When we talk about Financial Independence Retire Early (FIRE), one frequently used rule of thumb for computing retirement spending is the 4% withdrawal rule. The 4% withdrawal rule can be used to calculate how big an investment portfolio you need to fund for retirement spending if you withdraw 4% a year from the investment portfolio during retirement years. Let’s find out how this rule works!
How does it work?
Here’s a short illustration.
Let’s say you need to spend $3k a month during your retirement years.
The projected annual expenses will be $3k x 12 = $36k.
Applying the 4% withdrawal rule, we take $36k divided by 4% to arrive at $900k. This means that you will need a $900k investment portfolio upon retirement to fund for your living expenses.
Subsequently for each year, the amount that you withdraw will be inflation-adjusted. Take for example if the inflation is 3%, then the amount you withdraw for the second year will be $36k x 1.03 = $37,080 and so on.
Wouldn't the investment portfolio run out of money?
There have been studies and simulations conducted using historical stocks and bonds performances and they have shown that there is generally a higher chance that one would not run out of money using a 4% or lower withdrawal rate.
Based on The Trinity study, it has been shown that for a 30-year retirement period, the chances of having sufficient funds to withdraw during the 30-year period can be as high as 95% for a 100% stocks portfolio.
The Trinity Study was conducted over a combination of investment portfolios across varying periods and withdrawal rates.
The mechanics behind this is that the investment portfolio will continue to grow while you are withdrawing from the portfolio to finance your expenses during the retirement years.

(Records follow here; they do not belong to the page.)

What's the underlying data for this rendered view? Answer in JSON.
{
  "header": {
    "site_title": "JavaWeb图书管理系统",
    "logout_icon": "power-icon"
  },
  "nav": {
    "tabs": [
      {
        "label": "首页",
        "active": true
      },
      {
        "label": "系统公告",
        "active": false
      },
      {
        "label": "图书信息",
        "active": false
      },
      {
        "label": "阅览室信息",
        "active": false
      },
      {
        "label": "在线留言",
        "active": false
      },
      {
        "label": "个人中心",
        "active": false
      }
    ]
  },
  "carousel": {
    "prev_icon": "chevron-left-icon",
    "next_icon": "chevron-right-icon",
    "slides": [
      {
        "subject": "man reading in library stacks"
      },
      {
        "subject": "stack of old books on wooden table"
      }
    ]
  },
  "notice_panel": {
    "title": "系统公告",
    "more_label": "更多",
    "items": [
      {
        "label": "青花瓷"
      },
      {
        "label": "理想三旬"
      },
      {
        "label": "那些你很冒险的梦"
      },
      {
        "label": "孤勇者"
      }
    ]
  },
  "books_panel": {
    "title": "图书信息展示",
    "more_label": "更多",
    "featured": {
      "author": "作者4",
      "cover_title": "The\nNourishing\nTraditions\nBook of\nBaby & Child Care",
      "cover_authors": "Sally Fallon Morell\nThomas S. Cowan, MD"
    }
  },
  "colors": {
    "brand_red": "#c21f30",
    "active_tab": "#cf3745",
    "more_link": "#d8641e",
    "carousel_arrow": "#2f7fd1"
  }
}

Just like an apple tree. We can pluck some apples from the tree to eat, but as long as the tree is still growing healthily, it will continue to bear more apples in time to come. But at the same time, we can’t pluck too many apples at one go, or else new apples can’t grow in time for our future consumption.
Limitations of the 4% withdrawal method
Nonetheless, there are some limitations for this 4% withdrawal rule that are less spoken about.
1. Withdrawing from the investment portfolio during a market downturn may not be the best idea for your investment returns.
This is because that will leave the portfolio with a smaller amount to compound when the market subsequently recovers. And we will be converting some of the unrealised losses to realised losses during the market downturn when we withdraw from the portfolio.
2. The conventional wisdom to hold a diversified portfolio made up of stocks and bonds does not always hold true.
For many years, it has been commonly advocated that investors should build a diversified portfolio made up of both stocks and bonds to reduce fluctuations. Likewise The Trinity Study was also conducted on different combinations of stocks and bonds.
The rationale behind this conventional wisdom is that equities and bonds are negatively correlated, which means that when equities do not do well, bonds do better and can cushion the downside fluctuations from equities.
However, based on the past 90 years of historical data compiled by Schroders, there have been periods where equities and bonds showcased both positive and negative correlation. In our current high interest rate environment, both equity and bond prices are depressed.
3. The safe withdrawal rate concept is built upon the assumption of a fixed spending pattern where we assume we will spend the same amount every month, which may not happen eventually.
4. The data used in The Trinity Study may be outdated. The first study was done using data up till 1995 and updated in 2011.
At the end of the day, we must learn to be more flexible as circumstances may change. We can use the 4% withdrawal rate as a benchmark to compute roughly how big a retirement portfolio we need but that would just give us a ballpark figure. We need to adapt to any changes in circumstances along the way. Or we could also use a withdrawal rate that is lower than 4% to provide some leeway.
How we are going to incorporate the 4% rule to plan for retirement spending
Taking into account the limitations of the 4% withdrawal method mentioned above, this is how we would like to allocate our wealth by retirement.
One of the luxuries of living in Singapore is that when it comes to investments, we have S-REITs which provide decent dividend yields and the dividend income is not taxable in Singapore.
Therefore, by retirement, we would like to construct a S-REITs portfolio where the dividends distributed would be sufficient to cover the living expenses. We have to do some calculations to determine how big the REITs portfolio has to be in order to support our living expenses during retirement. If you want to learn more, check out this video where we explain in detail.
Then, it is also important that we keep some cash for emergency uses (e.g. medical-related events). Or say if there is a sudden market downturn just like during COVID times where the REITs lower their dividend payout which we might then need to tap on this pool of cash to cover our spending.
For the remaining portion of money that we don’t need for the next 5 to 10 years of consumption, we would then allocate them into the U.S stocks portfolio. This is the pool of funds which we do not intend to withdraw in the near term so that the capital to continue to compound. Or in the event if there is a short term pullback in the U.S markets, we do not want to realise the paper losses because it would slow down the compounding effect as shared above.
To sum it up, we would use the 4% withdrawal rule to gain an understanding of roughly how much money we need to have by retirement.
Then when it comes to the actual allocation and execution, we would tap on the consistent and reliable dividends distribution of S-REITs to finance our living expenses during retirement.